◆ **Problem requirements**: Your answer must restate the listing below word for word and contain no images.

◆ **Entries supplied**:
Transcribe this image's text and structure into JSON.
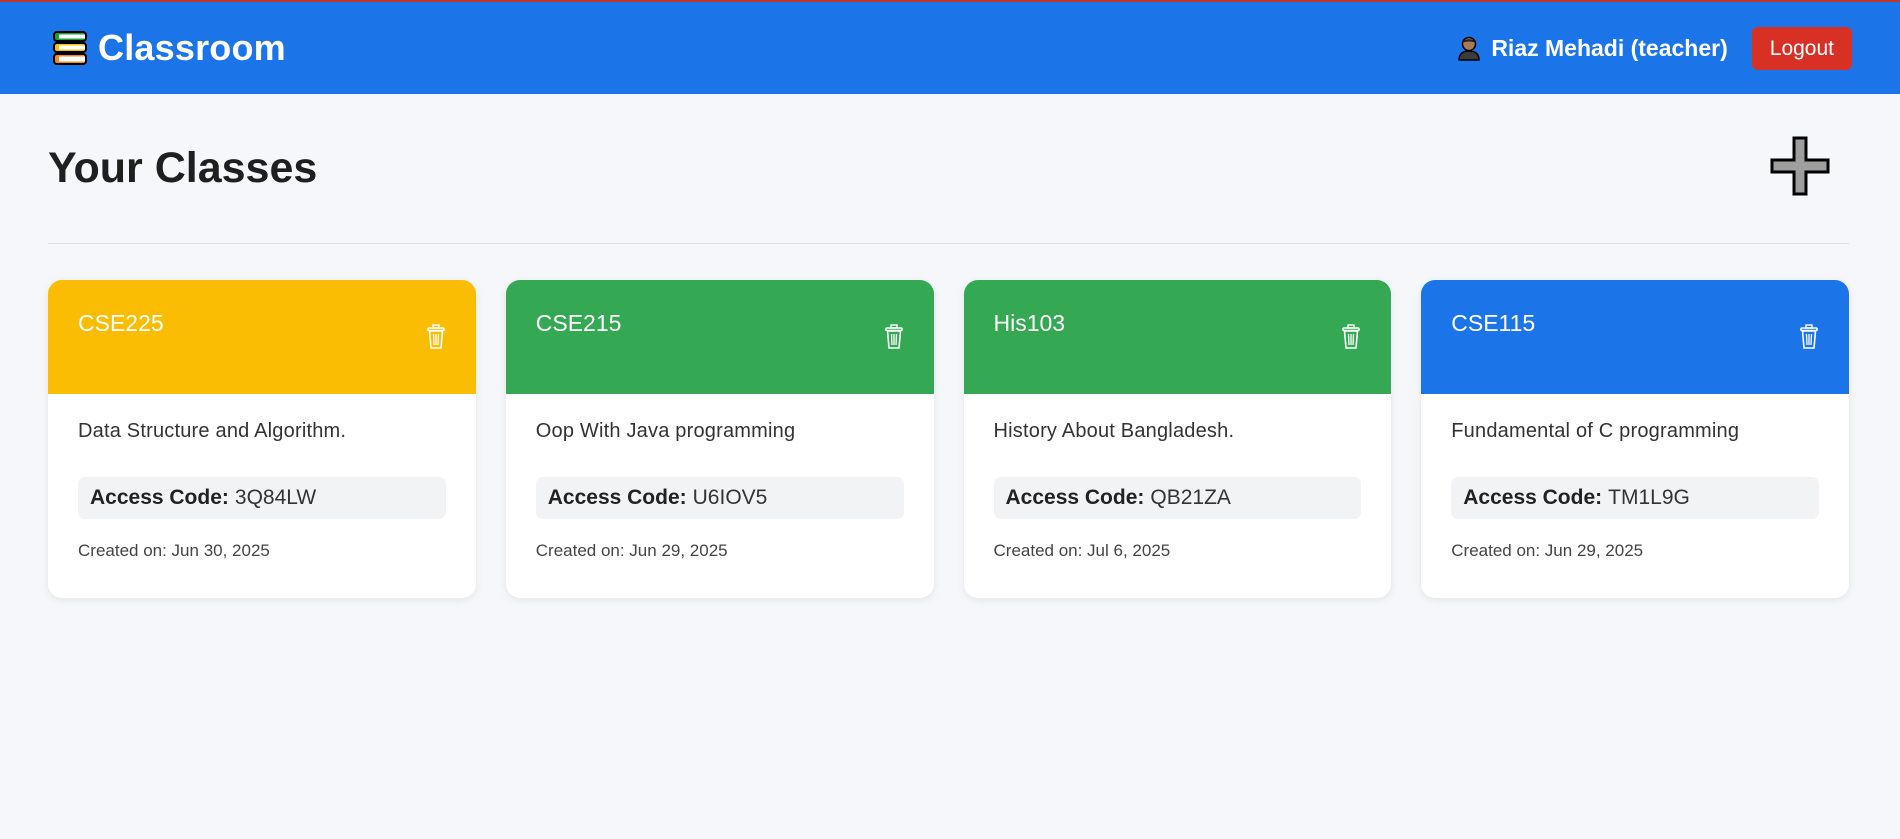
{
  "app": {
    "title": "Classroom",
    "brand_icon": "books-icon"
  },
  "user": {
    "name": "Riaz Mehadi (teacher)",
    "icon": "user-icon",
    "logout_label": "Logout"
  },
  "colors": {
    "primary": "#1c74e9",
    "logout": "#d93025",
    "yellow": "#fbbc04",
    "green": "#34a853",
    "blue": "#1c74e9"
  },
  "main": {
    "title": "Your Classes",
    "add_icon": "plus-icon"
  },
  "classes": [
    {
      "code": "CSE225",
      "color": "#fbbc04",
      "description": "Data Structure and Algorithm.",
      "access_label": "Access Code:",
      "access_code": "3Q84LW",
      "created": "Created on: Jun 30, 2025"
    },
    {
      "code": "CSE215",
      "color": "#34a853",
      "description": "Oop With Java programming",
      "access_label": "Access Code:",
      "access_code": "U6IOV5",
      "created": "Created on: Jun 29, 2025"
    },
    {
      "code": "His103",
      "color": "#34a853",
      "description": "History About Bangladesh.",
      "access_label": "Access Code:",
      "access_code": "QB21ZA",
      "created": "Created on: Jul 6, 2025"
    },
    {
      "code": "CSE115",
      "color": "#1c74e9",
      "description": "Fundamental of C programming",
      "access_label": "Access Code:",
      "access_code": "TM1L9G",
      "created": "Created on: Jun 29, 2025"
    }
  ]
}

◆ **Your solution**:
Transcribe this image's text and structure into JSON.
{
  "app": {
    "title": "Classroom",
    "brand_icon": "books-icon"
  },
  "user": {
    "name": "Riaz Mehadi (teacher)",
    "icon": "user-icon",
    "logout_label": "Logout"
  },
  "colors": {
    "primary": "#1c74e9",
    "logout": "#d93025",
    "yellow": "#fbbc04",
    "green": "#34a853",
    "blue": "#1c74e9"
  },
  "main": {
    "title": "Your Classes",
    "add_icon": "plus-icon"
  },
  "classes": [
    {
      "code": "CSE225",
      "color": "#fbbc04",
      "description": "Data Structure and Algorithm.",
      "access_label": "Access Code:",
      "access_code": "3Q84LW",
      "created": "Created on: Jun 30, 2025"
    },
    {
      "code": "CSE215",
      "color": "#34a853",
      "description": "Oop With Java programming",
      "access_label": "Access Code:",
      "access_code": "U6IOV5",
      "created": "Created on: Jun 29, 2025"
    },
    {
      "code": "His103",
      "color": "#34a853",
      "description": "History About Bangladesh.",
      "access_label": "Access Code:",
      "access_code": "QB21ZA",
      "created": "Created on: Jul 6, 2025"
    },
    {
      "code": "CSE115",
      "color": "#1c74e9",
      "description": "Fundamental of C programming",
      "access_label": "Access Code:",
      "access_code": "TM1L9G",
      "created": "Created on: Jun 29, 2025"
    }
  ]
}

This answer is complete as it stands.